INSTRUCTIONS FOR THE TASK -
Please restate each entry that appears below word for word, without its pictures.

Data about app and page elements -
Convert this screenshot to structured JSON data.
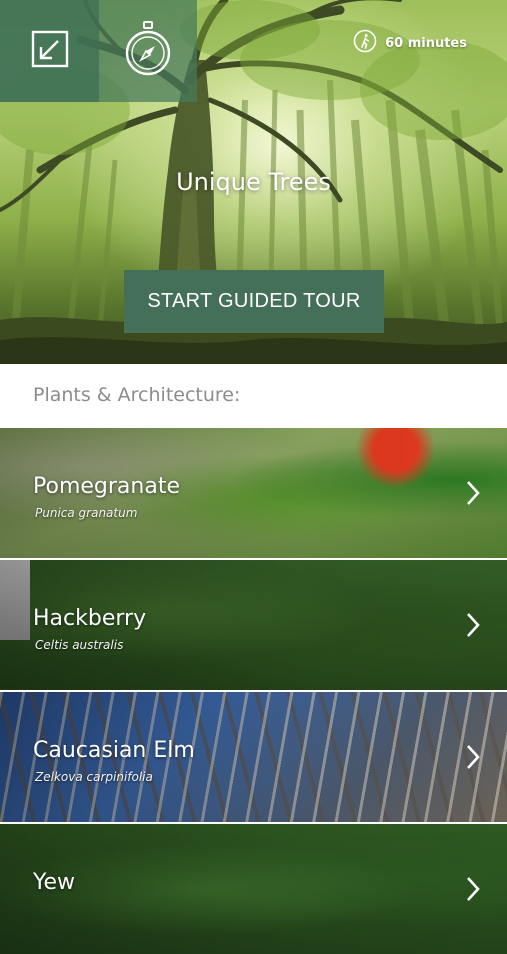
{
  "hero": {
    "title": "Unique Trees",
    "duration": "60 minutes",
    "tour_button_label": "START GUIDED TOUR"
  },
  "section": {
    "title": "Plants & Architecture:"
  },
  "items": [
    {
      "name": "Pomegranate",
      "latin": "Punica granatum"
    },
    {
      "name": "Hackberry",
      "latin": "Celtis australis"
    },
    {
      "name": "Caucasian Elm",
      "latin": "Zelkova carpinifolia"
    },
    {
      "name": "Yew",
      "latin": ""
    }
  ],
  "icons": {
    "top_left": "expand-icon",
    "top_second": "compass-icon",
    "duration": "walking-person-icon",
    "list": "chevron-right-icon"
  },
  "colors": {
    "brand_green": "#44705a",
    "section_text": "#8c8c8c"
  }
}
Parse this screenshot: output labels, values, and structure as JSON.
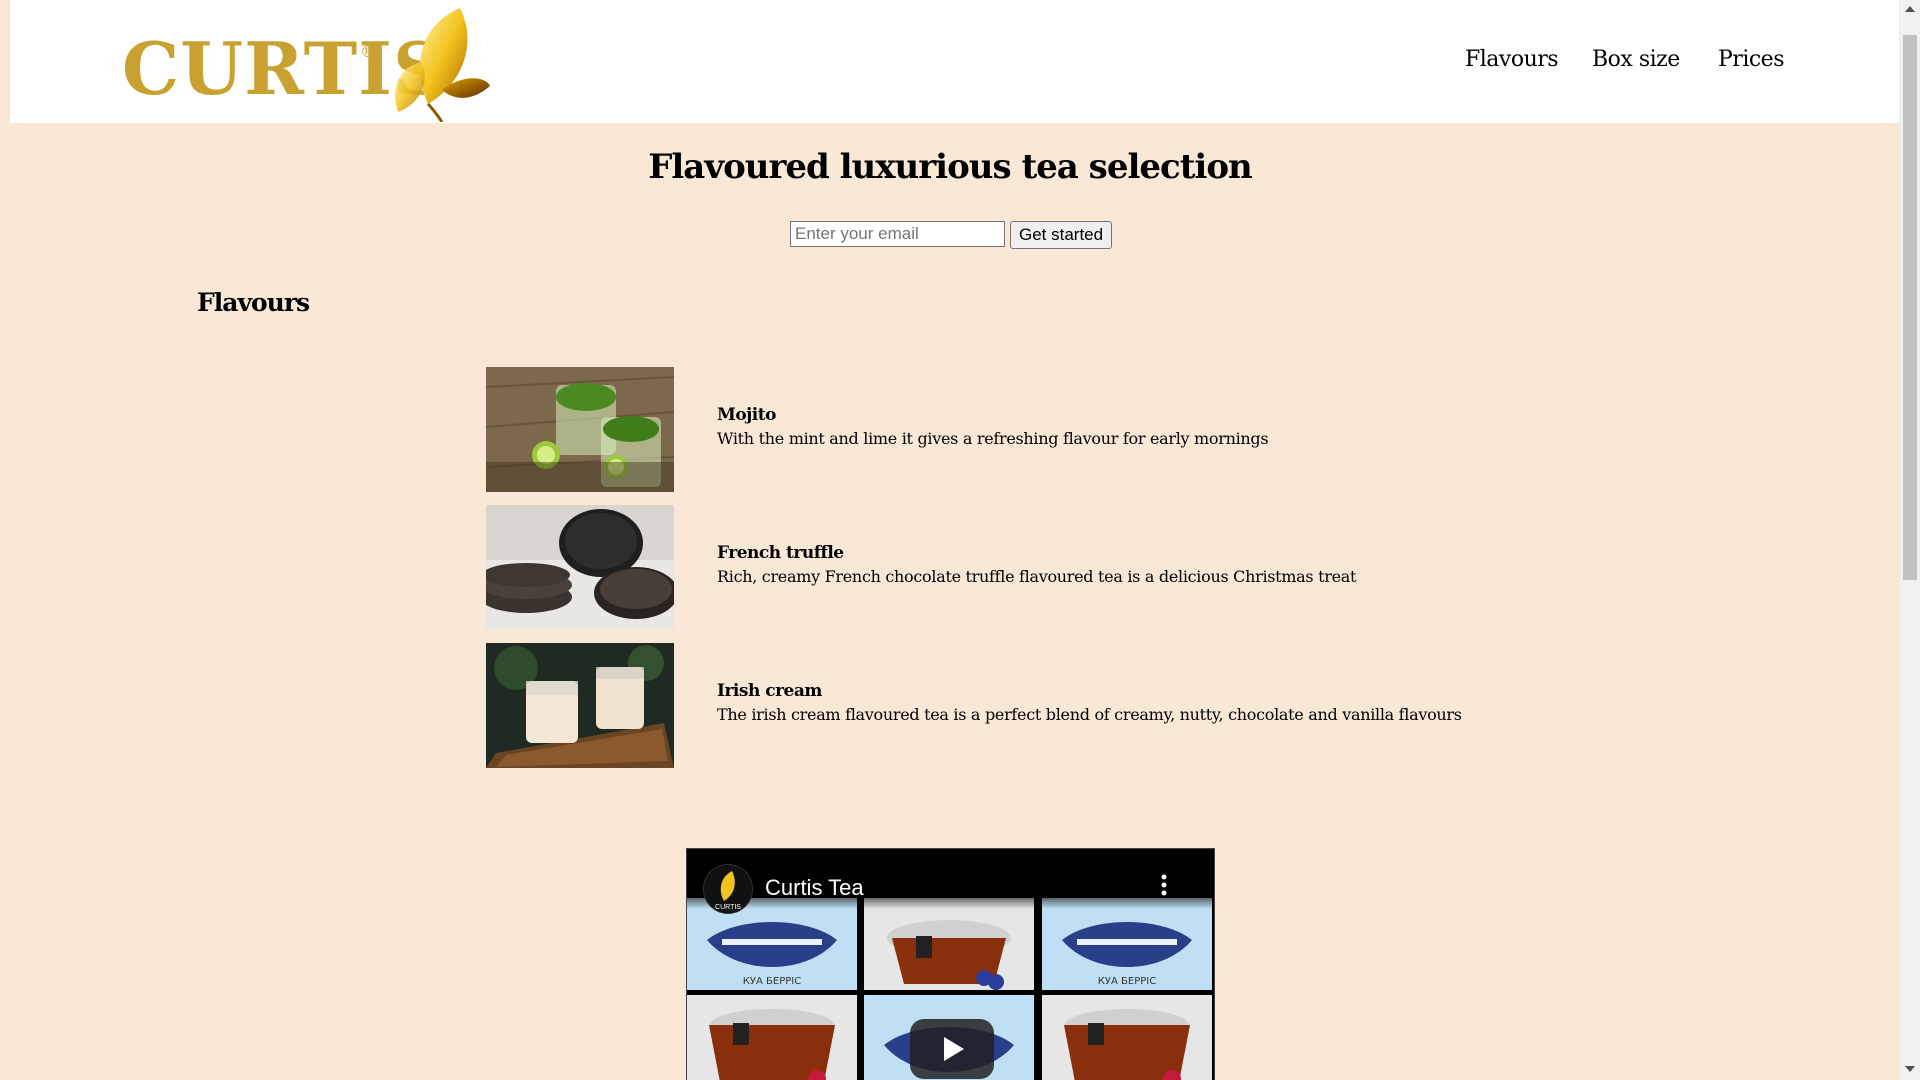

SOLUTION FOR THIS PROBLEM -
Convert this screenshot to structured JSON data.
{
  "hero": {
    "title": "Unique Trees",
    "duration": "60 minutes",
    "tour_button_label": "START GUIDED TOUR"
  },
  "section": {
    "title": "Plants & Architecture:"
  },
  "items": [
    {
      "name": "Pomegranate",
      "latin": "Punica granatum"
    },
    {
      "name": "Hackberry",
      "latin": "Celtis australis"
    },
    {
      "name": "Caucasian Elm",
      "latin": "Zelkova carpinifolia"
    },
    {
      "name": "Yew",
      "latin": ""
    }
  ],
  "icons": {
    "top_left": "expand-icon",
    "top_second": "compass-icon",
    "duration": "walking-person-icon",
    "list": "chevron-right-icon"
  },
  "colors": {
    "brand_green": "#44705a",
    "section_text": "#8c8c8c"
  }
}
Parse this screenshot: output labels, values, and structure as JSON.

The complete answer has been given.